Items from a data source
· · ·
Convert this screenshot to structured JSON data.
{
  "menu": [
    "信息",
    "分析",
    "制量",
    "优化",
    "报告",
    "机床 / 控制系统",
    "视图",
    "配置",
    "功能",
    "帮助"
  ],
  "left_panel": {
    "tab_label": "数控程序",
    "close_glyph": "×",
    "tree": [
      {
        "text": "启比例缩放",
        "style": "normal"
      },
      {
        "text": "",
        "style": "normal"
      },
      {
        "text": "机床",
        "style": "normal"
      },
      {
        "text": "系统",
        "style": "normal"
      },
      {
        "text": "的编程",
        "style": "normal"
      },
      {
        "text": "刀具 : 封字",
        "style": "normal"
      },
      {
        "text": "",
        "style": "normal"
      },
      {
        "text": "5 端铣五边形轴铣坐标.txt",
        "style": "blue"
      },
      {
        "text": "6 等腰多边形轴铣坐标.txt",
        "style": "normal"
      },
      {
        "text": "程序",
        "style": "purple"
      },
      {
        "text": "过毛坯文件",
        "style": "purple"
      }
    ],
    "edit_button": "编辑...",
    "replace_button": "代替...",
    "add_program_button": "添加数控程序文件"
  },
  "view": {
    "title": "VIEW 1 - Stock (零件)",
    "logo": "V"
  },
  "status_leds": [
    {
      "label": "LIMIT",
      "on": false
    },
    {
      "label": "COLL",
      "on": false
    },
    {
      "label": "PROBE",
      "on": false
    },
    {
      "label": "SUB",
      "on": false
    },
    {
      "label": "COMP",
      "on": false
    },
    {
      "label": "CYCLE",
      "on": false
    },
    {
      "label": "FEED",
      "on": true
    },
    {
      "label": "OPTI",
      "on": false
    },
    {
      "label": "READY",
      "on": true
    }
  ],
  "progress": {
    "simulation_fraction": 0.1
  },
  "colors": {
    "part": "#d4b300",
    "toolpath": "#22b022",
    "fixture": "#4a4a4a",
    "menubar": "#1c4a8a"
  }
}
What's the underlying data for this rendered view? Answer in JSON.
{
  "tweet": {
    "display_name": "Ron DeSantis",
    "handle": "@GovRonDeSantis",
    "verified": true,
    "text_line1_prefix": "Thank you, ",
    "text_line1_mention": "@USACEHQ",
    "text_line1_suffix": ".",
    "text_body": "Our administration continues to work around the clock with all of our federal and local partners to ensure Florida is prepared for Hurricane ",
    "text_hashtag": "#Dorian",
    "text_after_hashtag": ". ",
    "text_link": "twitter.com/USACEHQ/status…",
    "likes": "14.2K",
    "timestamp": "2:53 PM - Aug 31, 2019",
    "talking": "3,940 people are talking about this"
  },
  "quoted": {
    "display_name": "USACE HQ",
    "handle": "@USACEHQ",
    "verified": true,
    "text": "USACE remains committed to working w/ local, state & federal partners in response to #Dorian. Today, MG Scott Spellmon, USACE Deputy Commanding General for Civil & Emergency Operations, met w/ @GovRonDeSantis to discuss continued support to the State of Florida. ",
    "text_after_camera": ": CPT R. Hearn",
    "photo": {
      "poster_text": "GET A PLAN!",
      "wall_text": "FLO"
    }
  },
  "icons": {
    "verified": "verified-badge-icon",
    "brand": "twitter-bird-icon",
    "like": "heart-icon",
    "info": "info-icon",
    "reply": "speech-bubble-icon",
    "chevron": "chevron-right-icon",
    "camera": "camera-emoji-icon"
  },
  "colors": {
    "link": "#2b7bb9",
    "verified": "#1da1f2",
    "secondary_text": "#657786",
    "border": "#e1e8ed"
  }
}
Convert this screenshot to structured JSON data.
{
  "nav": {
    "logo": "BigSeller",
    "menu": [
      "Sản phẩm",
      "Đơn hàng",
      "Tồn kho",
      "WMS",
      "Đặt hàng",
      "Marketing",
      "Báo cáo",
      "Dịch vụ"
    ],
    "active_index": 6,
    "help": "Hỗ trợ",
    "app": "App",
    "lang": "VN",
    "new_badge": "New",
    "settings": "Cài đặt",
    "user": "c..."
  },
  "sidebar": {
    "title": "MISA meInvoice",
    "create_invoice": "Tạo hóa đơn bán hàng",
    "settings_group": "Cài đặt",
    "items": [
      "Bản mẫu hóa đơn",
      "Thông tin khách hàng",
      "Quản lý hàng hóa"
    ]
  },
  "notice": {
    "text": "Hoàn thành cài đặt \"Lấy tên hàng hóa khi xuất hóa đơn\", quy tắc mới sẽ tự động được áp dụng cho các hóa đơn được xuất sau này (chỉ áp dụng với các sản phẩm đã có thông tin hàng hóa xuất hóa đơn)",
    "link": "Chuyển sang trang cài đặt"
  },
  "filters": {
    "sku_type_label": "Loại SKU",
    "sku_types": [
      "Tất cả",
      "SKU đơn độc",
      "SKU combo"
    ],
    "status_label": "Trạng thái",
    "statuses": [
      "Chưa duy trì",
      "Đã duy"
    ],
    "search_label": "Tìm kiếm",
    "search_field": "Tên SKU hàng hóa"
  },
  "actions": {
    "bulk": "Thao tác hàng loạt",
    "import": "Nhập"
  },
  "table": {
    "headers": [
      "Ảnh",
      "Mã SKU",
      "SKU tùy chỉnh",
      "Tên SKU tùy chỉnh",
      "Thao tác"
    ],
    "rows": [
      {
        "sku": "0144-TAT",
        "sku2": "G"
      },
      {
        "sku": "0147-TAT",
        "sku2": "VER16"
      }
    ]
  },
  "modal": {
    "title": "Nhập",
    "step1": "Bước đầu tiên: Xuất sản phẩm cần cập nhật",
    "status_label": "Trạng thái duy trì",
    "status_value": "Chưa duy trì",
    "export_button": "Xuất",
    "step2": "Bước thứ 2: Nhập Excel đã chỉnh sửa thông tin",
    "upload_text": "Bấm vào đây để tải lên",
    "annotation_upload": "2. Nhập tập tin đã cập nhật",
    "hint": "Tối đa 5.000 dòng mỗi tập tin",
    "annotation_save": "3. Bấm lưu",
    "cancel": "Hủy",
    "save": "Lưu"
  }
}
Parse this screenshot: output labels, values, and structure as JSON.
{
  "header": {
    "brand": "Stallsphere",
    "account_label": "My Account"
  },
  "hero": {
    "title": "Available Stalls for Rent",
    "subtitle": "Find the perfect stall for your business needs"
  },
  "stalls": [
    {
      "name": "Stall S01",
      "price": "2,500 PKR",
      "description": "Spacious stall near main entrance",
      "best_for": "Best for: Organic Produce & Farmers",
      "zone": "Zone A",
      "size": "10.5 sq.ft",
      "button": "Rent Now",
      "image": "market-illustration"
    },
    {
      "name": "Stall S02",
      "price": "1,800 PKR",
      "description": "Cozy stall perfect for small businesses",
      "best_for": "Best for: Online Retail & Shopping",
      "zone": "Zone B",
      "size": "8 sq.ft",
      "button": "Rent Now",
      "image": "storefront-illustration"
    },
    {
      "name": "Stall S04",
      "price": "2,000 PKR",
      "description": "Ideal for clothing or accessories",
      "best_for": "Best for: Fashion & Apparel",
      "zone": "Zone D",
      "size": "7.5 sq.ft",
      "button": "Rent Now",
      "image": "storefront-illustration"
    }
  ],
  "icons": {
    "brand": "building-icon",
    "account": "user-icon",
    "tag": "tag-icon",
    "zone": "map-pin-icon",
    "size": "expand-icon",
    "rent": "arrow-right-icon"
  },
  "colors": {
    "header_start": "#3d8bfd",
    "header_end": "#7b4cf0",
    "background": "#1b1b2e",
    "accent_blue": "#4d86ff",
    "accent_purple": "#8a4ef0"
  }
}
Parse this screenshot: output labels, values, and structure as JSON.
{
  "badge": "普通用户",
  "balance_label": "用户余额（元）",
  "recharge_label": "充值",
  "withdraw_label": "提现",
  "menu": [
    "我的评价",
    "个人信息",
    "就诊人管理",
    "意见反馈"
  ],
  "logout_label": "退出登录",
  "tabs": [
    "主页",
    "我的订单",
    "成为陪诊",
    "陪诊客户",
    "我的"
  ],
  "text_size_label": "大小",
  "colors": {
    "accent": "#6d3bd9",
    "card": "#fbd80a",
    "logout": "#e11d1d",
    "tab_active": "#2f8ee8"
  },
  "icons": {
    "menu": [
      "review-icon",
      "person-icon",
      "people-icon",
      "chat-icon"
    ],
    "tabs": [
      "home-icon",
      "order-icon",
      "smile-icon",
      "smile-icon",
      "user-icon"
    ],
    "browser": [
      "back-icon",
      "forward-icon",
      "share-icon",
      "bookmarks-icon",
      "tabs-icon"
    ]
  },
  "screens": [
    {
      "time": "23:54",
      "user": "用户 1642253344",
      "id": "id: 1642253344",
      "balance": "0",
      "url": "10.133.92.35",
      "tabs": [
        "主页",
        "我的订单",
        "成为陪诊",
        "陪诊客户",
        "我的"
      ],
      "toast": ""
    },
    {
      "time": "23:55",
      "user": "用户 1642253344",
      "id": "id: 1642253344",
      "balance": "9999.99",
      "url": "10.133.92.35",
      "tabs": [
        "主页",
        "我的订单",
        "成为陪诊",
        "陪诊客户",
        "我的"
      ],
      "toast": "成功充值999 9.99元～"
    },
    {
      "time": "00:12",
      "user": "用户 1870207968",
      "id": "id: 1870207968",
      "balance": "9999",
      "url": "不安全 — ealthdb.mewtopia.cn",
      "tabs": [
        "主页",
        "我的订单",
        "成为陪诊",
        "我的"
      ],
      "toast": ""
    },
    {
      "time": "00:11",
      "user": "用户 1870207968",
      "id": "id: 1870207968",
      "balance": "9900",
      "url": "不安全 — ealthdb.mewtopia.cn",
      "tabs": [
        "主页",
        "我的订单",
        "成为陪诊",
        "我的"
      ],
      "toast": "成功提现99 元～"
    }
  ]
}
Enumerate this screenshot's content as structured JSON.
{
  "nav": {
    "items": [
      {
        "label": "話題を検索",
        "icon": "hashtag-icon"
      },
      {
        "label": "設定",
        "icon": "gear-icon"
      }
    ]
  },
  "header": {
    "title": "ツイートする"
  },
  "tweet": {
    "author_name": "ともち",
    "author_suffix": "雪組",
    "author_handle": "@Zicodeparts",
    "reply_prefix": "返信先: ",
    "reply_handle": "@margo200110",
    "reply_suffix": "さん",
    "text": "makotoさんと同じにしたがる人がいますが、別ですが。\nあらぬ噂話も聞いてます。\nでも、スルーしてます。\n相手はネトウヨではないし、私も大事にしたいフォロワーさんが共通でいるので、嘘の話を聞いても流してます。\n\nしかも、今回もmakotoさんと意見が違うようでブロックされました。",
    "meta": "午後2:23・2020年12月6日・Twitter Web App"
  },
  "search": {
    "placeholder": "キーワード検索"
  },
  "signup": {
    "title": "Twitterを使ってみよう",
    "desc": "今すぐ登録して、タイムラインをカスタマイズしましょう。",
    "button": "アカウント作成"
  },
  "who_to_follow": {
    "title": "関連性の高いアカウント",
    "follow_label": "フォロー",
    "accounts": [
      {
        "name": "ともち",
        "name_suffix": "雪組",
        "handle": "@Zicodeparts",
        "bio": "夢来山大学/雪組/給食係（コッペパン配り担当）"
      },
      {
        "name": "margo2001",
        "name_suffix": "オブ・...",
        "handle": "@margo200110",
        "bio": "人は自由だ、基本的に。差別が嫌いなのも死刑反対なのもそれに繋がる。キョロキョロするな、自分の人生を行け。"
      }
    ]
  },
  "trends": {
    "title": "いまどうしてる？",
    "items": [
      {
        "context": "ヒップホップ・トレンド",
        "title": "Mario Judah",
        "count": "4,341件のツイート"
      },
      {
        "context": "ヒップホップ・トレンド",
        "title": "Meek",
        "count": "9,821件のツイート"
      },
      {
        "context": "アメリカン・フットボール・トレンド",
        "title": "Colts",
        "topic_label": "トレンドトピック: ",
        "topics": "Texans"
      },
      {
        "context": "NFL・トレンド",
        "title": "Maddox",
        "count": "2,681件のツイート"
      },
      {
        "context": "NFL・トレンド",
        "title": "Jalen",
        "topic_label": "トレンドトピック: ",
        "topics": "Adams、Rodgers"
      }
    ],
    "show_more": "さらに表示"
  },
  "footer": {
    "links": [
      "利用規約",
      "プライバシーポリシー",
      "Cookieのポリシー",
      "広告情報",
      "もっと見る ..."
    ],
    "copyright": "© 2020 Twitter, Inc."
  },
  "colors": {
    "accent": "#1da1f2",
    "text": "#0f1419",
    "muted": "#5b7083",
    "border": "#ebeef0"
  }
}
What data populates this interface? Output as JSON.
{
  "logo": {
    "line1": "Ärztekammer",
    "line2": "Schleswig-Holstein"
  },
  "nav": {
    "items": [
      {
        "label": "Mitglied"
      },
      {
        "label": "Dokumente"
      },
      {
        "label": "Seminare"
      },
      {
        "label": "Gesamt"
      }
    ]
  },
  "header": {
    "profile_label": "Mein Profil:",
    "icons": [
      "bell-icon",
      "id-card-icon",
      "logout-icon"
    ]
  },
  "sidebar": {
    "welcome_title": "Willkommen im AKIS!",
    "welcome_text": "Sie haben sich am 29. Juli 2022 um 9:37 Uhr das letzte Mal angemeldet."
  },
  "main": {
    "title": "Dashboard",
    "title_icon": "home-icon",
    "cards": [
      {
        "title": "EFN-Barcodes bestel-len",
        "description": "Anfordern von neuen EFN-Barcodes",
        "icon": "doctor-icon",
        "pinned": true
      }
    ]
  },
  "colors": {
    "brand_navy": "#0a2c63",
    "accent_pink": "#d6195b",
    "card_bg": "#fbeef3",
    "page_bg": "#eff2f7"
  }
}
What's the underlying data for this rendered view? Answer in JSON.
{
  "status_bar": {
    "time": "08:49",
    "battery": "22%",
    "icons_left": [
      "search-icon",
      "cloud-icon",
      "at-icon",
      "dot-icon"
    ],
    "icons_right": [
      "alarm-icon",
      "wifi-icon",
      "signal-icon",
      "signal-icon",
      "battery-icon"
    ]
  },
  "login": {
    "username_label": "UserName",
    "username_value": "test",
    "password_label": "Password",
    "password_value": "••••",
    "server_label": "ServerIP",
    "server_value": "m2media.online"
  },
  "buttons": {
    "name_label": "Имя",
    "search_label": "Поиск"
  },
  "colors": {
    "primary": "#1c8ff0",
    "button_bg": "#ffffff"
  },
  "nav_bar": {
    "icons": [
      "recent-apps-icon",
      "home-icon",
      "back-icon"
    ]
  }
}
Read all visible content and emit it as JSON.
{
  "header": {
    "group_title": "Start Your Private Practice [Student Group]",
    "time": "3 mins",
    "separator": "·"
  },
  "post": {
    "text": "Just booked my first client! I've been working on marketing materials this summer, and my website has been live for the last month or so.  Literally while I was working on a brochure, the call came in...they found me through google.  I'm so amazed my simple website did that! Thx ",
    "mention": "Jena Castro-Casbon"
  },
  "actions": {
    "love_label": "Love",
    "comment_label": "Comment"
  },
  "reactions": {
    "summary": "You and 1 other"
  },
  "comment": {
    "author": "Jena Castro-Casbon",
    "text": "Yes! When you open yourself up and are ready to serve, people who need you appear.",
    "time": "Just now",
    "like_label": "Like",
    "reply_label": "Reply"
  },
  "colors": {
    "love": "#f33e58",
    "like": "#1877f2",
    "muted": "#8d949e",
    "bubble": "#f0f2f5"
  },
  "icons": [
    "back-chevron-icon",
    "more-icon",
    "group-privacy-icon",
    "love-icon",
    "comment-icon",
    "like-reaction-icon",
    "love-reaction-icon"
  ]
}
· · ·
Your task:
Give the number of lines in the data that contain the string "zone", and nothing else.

Response for this exercise:
4